The space on top of 121 Queen Street was vital to the operation of the café, as produce could be winched up in a basket, which swivelled at the top to load and unload goods. Live poultry was kept on the roof. In 1929, a crate of chickens burst open as it was being unloaded, and gesticulating chicken-chasers, screeching fowls and whirling feathers filled Queen Street. During the war, American servicemen often requested duck, but these were not readily available in the lofty hen house. The Pattys had connections at the Botanical Gardens, however, and soon discovered that swan made quite presentable ‘duck’ when necessary.
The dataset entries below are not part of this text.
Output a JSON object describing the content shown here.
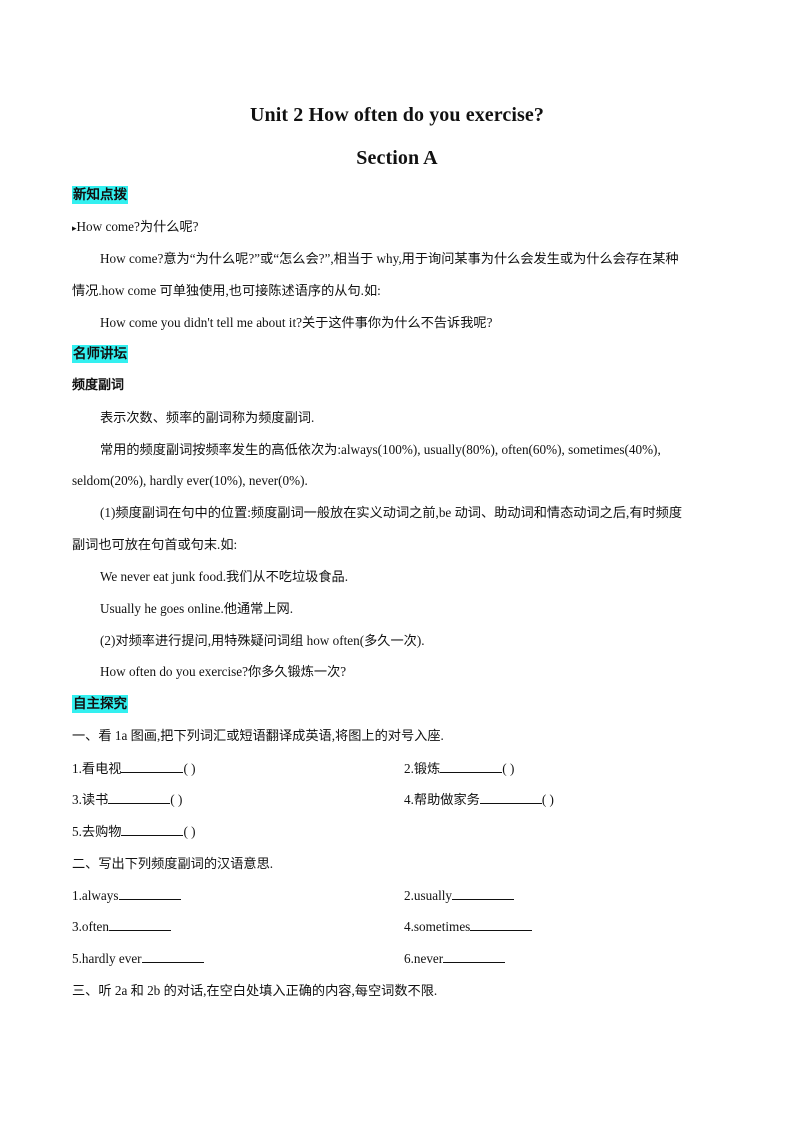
{
  "header": {
    "title": "Unit 2 How often do you exercise?",
    "subtitle": "Section A"
  },
  "section_new_knowledge": {
    "tag": "新知点拨",
    "bullet": "▸",
    "heading": "How come?为什么呢?",
    "para_line1": "How come?意为“为什么呢?”或“怎么会?”,相当于 why,用于询问某事为什么会发生或为什么会存在某种",
    "para_line2": "情况.how come 可单独使用,也可接陈述语序的从句.如:",
    "example": "How come you didn't tell me about it?关于这件事你为什么不告诉我呢?"
  },
  "section_teacher": {
    "tag": "名师讲坛",
    "heading": "频度副词",
    "def": "表示次数、频率的副词称为频度副词.",
    "list_line1": "常用的频度副词按频率发生的高低依次为:always(100%), usually(80%), often(60%), sometimes(40%),",
    "list_line2": "seldom(20%), hardly ever(10%), never(0%).",
    "rule1_line1": "(1)频度副词在句中的位置:频度副词一般放在实义动词之前,be 动词、助动词和情态动词之后,有时频度",
    "rule1_line2": "副词也可放在句首或句末.如:",
    "ex1": "We never eat junk food.我们从不吃垃圾食品.",
    "ex2": "Usually he goes online.他通常上网.",
    "rule2": "(2)对频率进行提问,用特殊疑问词组 how often(多久一次).",
    "ex3": "How often do you exercise?你多久锻炼一次?"
  },
  "section_self_study": {
    "tag": "自主探究",
    "q1_title": "一、看 1a 图画,把下列词汇或短语翻译成英语,将图上的对号入座.",
    "q1_items": [
      {
        "label": "1.看电视",
        "paren": "(    )"
      },
      {
        "label": "2.锻炼",
        "paren": "(    )"
      },
      {
        "label": "3.读书",
        "paren": "(    )"
      },
      {
        "label": "4.帮助做家务",
        "paren": "(    )"
      },
      {
        "label": "5.去购物",
        "paren": "(    )"
      }
    ],
    "q2_title": "二、写出下列频度副词的汉语意思.",
    "q2_items": [
      {
        "label": "1.always"
      },
      {
        "label": "2.usually"
      },
      {
        "label": "3.often"
      },
      {
        "label": "4.sometimes"
      },
      {
        "label": "5.hardly ever"
      },
      {
        "label": "6.never"
      }
    ],
    "q3_title": "三、听 2a 和 2b 的对话,在空白处填入正确的内容,每空词数不限."
  },
  "colors": {
    "tag_highlight": "#33f0f0",
    "text": "#111111"
  }
}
Also on the roof were turtles for the café’s popular turtle soup, and young Peter’s responsibilities included feeding them lettuces. He used to ride the biggest ones. From the roof, Peter could hear the chiming of the City Hall clock; 12pm was his cue to head home for avgolemono, a popular Greek soup made from chicken and egg and lemon. Fish were also cleaned on the roof and stored in an enormous fridge that was situated there.
During an interview, Victor and Peter study a faded photograph of their fathers as children. ‘That’s how poor they were,’ says Victor, remarking upon the lack of shoes. Poverty was the primary reason twelve-year-old Greek boys left their mothers for a better life on the other side of the world. The ‘bottom’ café ceased trading when the lease expired around 1953, and the ‘top’ café finally closed its doors in the mid-1950s, but the Patty family continued to manage prime real estate at both ends of Queen Street well into the new millennium. Could the young man who stood in that dusty thoroughfare in 1909 have imagined that?
Sunday Truth 22.8.1920 (5)
Courier 1.9.1927 (11)
Telegraph 8.8.1929 (6)
Truth 6.10.1929 (1)
Courier 6.5.1930 (11)
Daily Standard 7.2.1933 (1)
Telegraph 13.6.1950 (2)